By Kevin Boreham
Prime Minister Tony Abbott has acknowledged that there is “a little difference” between the legalities of air strikes in Syria and in Iraq against Islamic State (IS) forces.
Australia currently conducts airstrikes against IS in Iraq with the Iraqi government’s consent. But Australian air combat missions in Syria – which loom after a formal request from the US government for Australia to expand its role into Syria – would be in a legal grey area.
Self-defence and the UN
The UN Charter allows an exception from the prohibition on the use of force only for collective and individual self-defence in response to an armed attack and for use of force authorised by the UN Security Council.
Australia could claim that it is exercising the right of collective self-defence, in response to IS attacks in Iraq, along with the US and other nations. But the International Court of Justice has said in several cases – most controversially in its 2004 advisory opinion on the legality of the wall between Israel and Palestine – that the Charter right of self-defence only applies to an armed attack by another country, not a non-state actor.
Australia could therefore argue that the right of self-defence should apply against the territory of a country that assists or harbours the terrorist group. Syrian opposition groups say that the Assad régime and IS are tacit allies in a common war against the secular Free Syrian Army and other Islamist groups.
This is at least partly true. However, these claims would fall short of the necessary evidence to show that the Assad régime is assisting or harbouring IS.
Islamic State as a ‘state’
An alternative argument, advanced by the US and supported by Australian Foreign Minister Julie Bishop, is that the IS-occupied area of Syria is “ungoverned space”. The US State Department defines ungoverned space as:
… areas of a country and non-physical areas where terrorists are able to organise, plan, raise funds, communicate, recruit, train, and operate in relative security because of inadequate governance.
The State Department has referred to the area IS controls as:
… large swaths of ungoverned space inside Syria that [it] has been able to take advantage of and to exploit.
However, the IS-controlled area of Syria is governed – harshly and comprehensively – by IS. A number of commentators argue that IS is, or is on the verge of becoming, what it claims to be: a state. Yale University’s Andrew March and Mara Revken have shown that IS is “creating a distinctive and authentic legal order” based on a long-standing Islamic theory of statecraft.

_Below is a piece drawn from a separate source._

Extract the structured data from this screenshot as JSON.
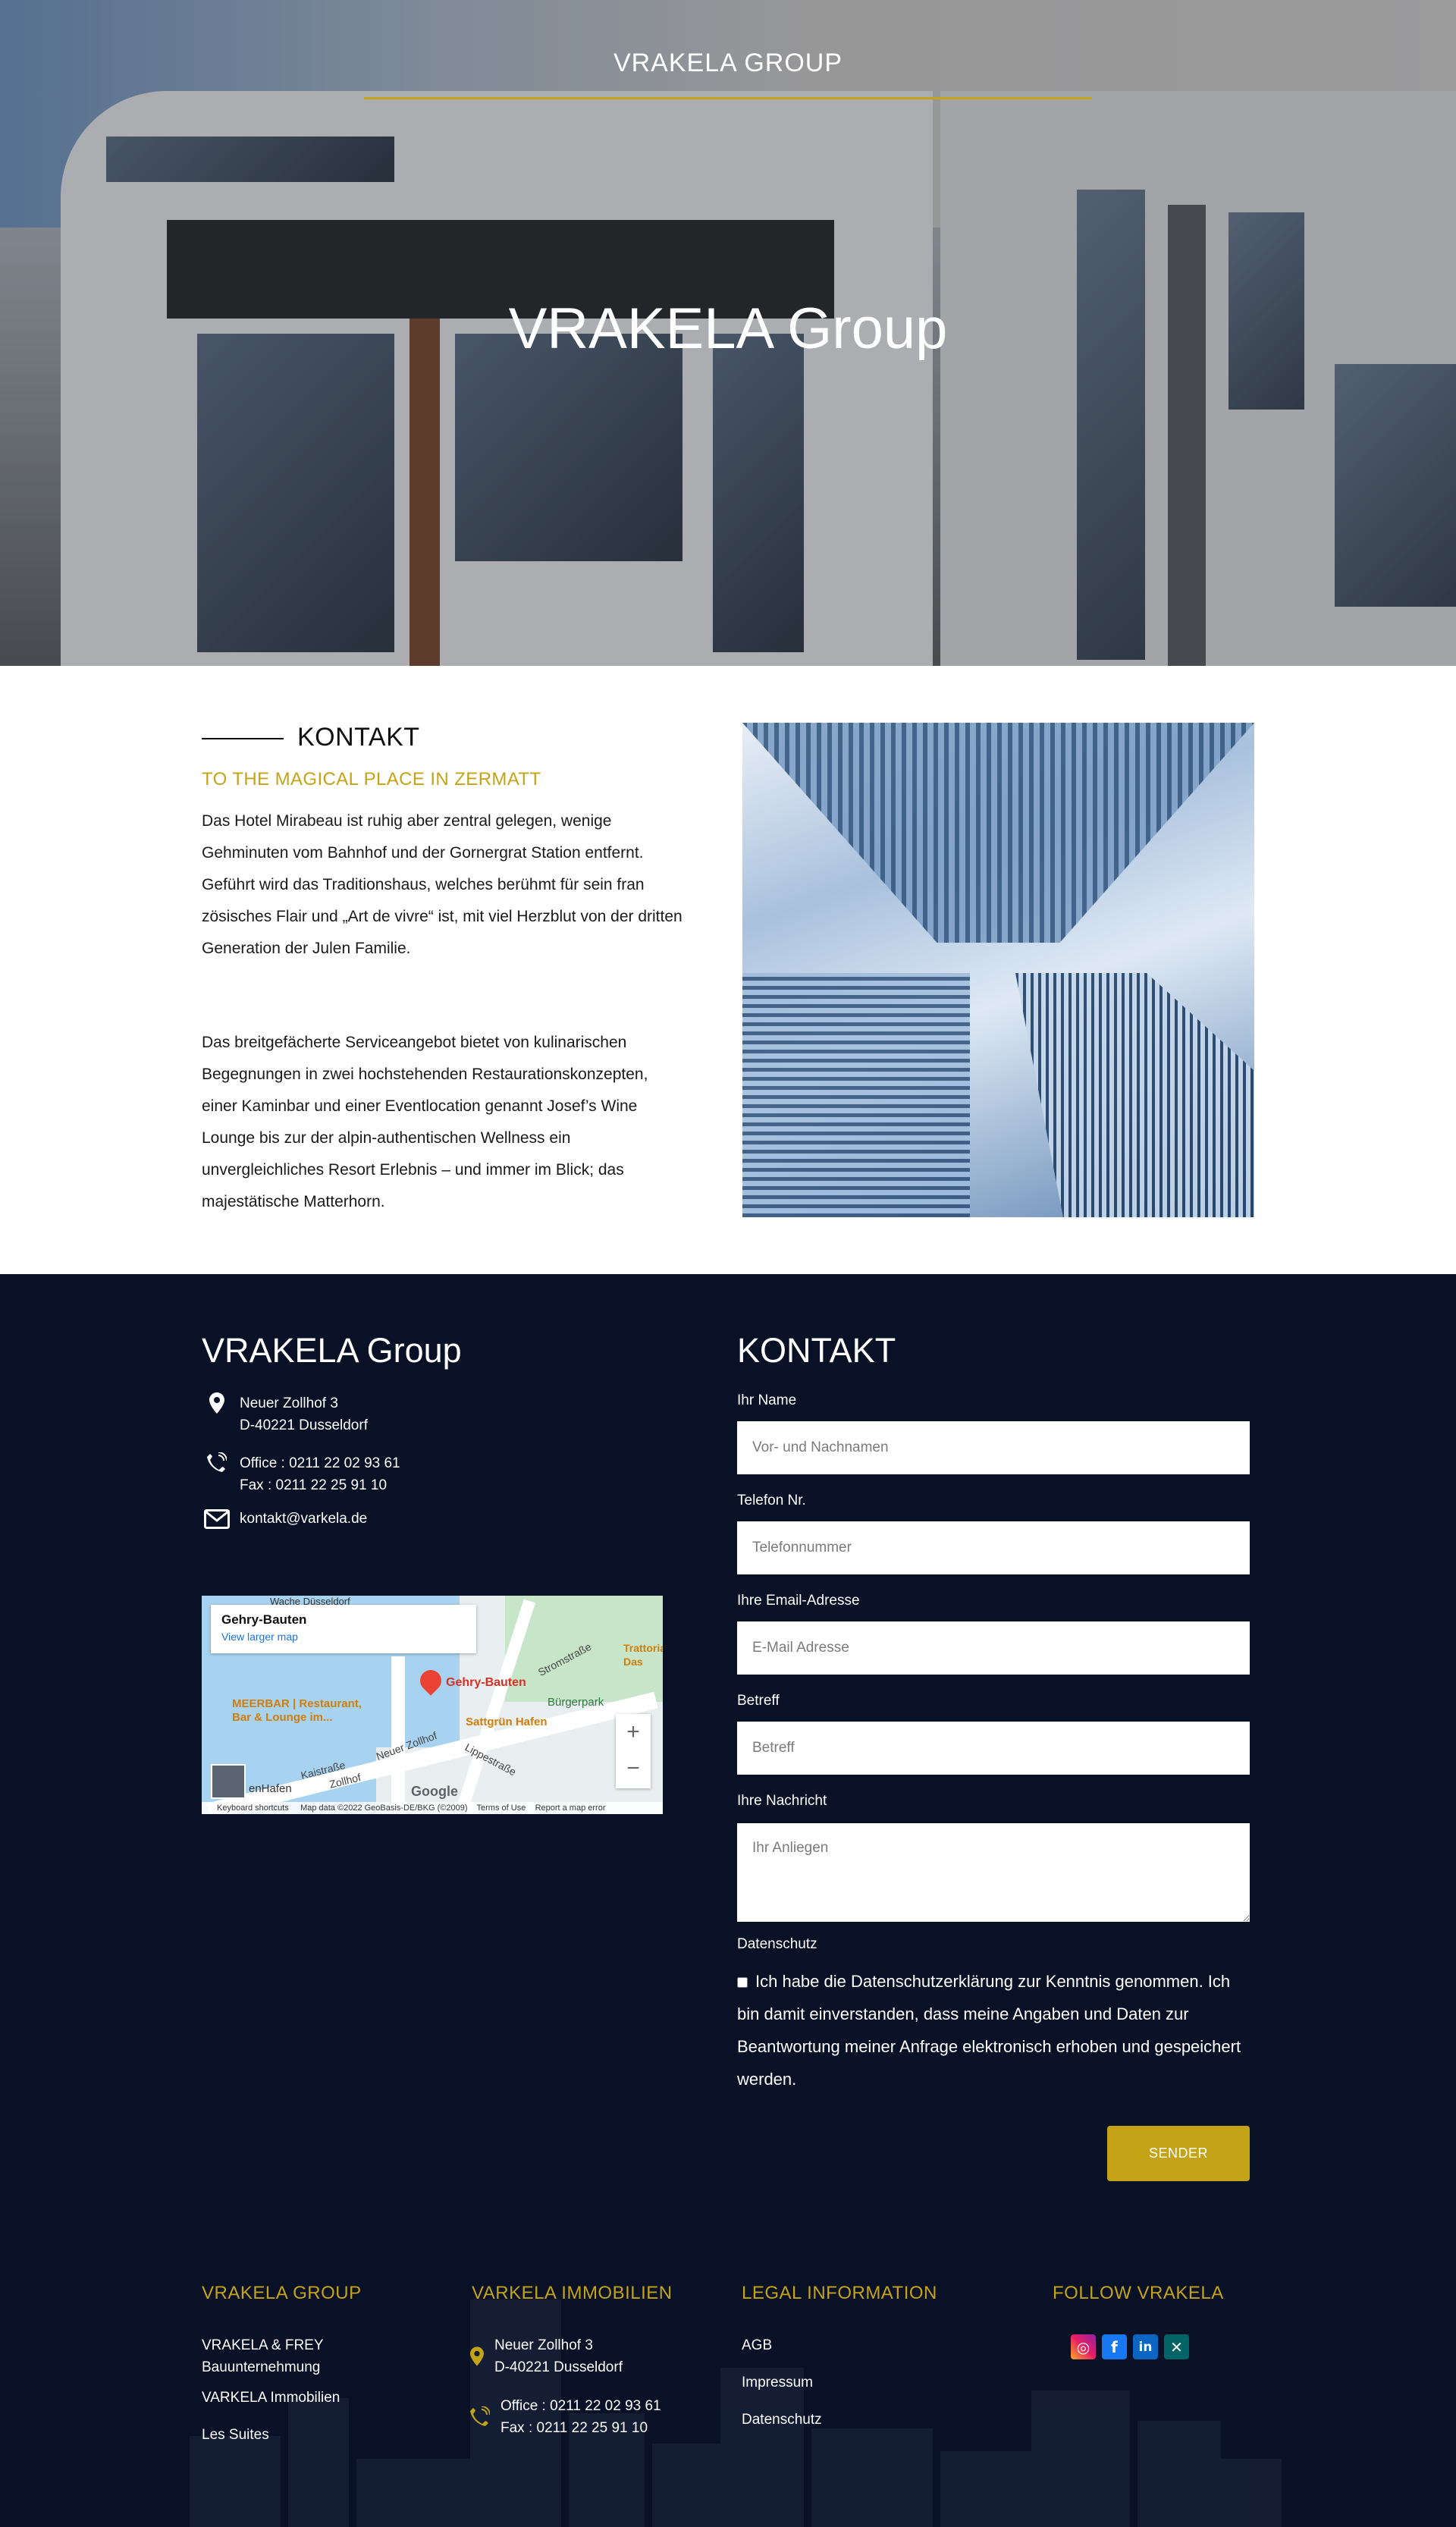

IS is establishing law-based governance of all the functions of a state, from traffic fines to environmental protection.
The US has transferred the rationalisation of “ungoverned space” from the war against al-Qaeda to the fight against IS. But IS is not fundamentally a terrorist organisation. As military strategist David Kilcullen says, IS is “fundamentally a state-building exercise”. Bishop’s application of the concept of ungoverned space to IS is a fiction.
International law recognises facts, however contrary to international legal norms, under the principle of effectiveness. International law cannot comprehensively identify and punish violators of legal norms in the way that domestic legal systems can. So, it adapts to factual situations rather than spinning convenient fictions.
Abbott would not want to extend the legitimacy of statehood to the IS “death cult”, but this would provide a fact-based justification for Australian air combat operations in Syria against IS. IS, as a “state”, has attacked Iraq, which has appealed to Australia and other states to fight IS under the UN Charter right to collective self-defence.
Australian air attacks against IS targets in Syria would not be definitely legal but not definitely illegal. This lacks the impact of other three-word slogans. But if Abbott wants to say “yes” to the US’ request for Australia to join the air attack against IS in Syria he will have to settle for it.
Kevin Boreham is a lecturer at the ANU Collge of Law. This article was originally published on The Conversation.